_TASK TO CARRY OUT_
Please report, as a bare number, how many lines below include the string "category".

---------- RECORD SET ----------

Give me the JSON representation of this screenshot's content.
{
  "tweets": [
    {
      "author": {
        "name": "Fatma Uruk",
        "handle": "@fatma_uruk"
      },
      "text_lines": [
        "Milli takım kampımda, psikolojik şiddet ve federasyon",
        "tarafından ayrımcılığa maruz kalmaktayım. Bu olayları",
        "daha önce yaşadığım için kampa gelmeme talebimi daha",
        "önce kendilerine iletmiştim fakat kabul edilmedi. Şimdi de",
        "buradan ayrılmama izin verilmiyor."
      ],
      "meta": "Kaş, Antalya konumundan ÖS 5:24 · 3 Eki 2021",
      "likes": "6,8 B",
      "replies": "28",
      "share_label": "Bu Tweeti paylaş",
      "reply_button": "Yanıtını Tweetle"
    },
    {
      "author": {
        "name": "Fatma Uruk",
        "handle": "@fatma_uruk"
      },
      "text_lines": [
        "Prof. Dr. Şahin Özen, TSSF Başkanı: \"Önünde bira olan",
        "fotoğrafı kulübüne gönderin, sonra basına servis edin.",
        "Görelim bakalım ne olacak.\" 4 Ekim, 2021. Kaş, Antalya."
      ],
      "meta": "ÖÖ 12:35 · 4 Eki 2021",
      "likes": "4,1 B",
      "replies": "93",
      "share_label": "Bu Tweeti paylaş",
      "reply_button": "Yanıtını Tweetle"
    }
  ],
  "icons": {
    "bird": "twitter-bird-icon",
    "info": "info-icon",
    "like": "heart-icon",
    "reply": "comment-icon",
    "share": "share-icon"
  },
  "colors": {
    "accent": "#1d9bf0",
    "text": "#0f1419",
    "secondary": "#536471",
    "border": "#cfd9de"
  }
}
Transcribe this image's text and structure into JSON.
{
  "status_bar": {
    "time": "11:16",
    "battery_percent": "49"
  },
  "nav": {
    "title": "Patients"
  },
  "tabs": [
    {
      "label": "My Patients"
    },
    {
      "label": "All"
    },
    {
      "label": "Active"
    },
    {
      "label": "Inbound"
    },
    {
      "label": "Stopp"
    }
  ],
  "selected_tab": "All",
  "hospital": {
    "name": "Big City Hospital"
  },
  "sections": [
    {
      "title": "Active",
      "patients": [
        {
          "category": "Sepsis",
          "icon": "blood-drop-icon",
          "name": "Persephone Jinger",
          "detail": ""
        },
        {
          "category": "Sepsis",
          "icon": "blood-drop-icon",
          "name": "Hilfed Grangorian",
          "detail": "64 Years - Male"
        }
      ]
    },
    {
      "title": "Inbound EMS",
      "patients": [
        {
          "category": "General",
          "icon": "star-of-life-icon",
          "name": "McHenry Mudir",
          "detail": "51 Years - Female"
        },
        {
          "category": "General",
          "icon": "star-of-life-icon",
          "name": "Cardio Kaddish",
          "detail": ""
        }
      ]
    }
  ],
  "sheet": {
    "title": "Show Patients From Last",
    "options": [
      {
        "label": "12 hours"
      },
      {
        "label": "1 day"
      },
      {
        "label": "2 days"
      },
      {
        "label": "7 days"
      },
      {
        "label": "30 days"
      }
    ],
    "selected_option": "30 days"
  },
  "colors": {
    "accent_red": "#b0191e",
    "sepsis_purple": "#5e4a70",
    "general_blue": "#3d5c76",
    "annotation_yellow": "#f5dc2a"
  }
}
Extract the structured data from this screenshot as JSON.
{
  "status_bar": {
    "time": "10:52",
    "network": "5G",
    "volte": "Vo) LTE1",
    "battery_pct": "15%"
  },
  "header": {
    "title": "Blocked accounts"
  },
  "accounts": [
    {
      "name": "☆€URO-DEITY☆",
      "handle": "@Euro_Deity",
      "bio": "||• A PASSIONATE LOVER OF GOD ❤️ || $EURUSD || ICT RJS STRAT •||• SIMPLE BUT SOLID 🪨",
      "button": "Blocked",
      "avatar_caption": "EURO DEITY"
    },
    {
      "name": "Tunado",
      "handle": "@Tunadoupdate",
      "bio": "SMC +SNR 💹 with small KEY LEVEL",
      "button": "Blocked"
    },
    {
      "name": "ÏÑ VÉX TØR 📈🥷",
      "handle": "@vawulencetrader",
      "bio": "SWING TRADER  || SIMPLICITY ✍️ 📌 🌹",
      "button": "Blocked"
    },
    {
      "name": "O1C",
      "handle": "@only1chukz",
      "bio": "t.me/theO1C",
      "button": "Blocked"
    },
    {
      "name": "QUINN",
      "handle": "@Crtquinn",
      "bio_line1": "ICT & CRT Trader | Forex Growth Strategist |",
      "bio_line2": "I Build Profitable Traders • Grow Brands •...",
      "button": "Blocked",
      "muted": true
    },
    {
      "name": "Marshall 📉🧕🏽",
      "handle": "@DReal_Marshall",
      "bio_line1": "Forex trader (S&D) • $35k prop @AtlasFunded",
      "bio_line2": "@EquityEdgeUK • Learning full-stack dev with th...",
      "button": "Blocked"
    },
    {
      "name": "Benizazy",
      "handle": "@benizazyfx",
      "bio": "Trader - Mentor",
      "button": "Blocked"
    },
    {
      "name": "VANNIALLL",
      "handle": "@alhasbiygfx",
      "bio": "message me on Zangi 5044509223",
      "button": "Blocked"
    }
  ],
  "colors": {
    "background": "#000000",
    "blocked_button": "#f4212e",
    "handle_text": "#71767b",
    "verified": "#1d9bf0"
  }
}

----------
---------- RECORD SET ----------

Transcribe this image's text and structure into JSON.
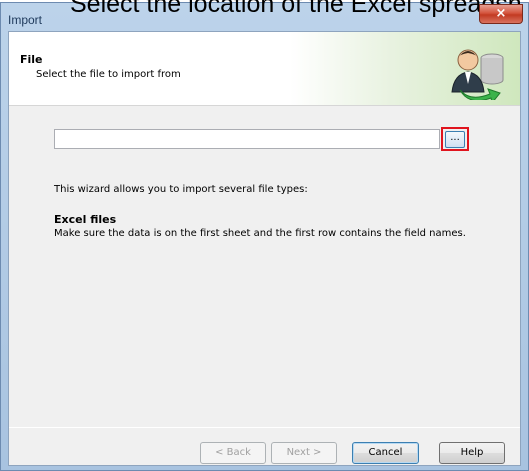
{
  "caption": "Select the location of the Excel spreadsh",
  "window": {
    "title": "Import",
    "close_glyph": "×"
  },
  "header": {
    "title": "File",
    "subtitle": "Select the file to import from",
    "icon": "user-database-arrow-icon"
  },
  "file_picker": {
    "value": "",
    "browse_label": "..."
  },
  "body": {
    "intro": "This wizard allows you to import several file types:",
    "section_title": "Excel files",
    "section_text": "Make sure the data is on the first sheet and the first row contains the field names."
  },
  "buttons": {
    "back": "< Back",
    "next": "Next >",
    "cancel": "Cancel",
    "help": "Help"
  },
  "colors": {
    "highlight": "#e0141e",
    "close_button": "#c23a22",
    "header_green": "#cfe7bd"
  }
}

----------
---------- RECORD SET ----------

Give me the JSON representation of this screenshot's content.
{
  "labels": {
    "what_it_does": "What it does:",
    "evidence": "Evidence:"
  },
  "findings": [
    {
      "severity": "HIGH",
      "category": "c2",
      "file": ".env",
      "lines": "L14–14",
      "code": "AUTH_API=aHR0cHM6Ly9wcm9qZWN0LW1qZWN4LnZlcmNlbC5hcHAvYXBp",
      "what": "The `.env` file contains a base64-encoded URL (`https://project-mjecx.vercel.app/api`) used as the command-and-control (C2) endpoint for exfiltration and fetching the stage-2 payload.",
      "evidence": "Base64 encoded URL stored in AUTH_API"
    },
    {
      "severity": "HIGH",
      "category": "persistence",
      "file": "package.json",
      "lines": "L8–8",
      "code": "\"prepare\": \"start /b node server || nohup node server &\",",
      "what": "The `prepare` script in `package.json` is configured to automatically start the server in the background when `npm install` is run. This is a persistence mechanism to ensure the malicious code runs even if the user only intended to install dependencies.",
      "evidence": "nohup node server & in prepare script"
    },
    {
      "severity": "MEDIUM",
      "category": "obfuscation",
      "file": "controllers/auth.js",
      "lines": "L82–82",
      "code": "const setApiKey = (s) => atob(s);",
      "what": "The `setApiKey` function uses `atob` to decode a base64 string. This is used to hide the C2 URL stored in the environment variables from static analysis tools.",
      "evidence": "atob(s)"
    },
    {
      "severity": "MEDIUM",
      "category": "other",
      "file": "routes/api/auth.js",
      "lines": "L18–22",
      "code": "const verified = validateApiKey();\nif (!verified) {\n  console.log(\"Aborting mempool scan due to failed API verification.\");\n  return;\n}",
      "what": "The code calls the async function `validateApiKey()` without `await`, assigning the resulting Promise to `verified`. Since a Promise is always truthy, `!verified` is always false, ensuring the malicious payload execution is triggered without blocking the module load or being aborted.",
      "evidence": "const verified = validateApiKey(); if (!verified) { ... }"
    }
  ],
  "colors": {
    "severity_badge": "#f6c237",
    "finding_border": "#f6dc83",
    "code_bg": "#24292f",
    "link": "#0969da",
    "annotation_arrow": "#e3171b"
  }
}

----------

_WORKED SOLUTION_
8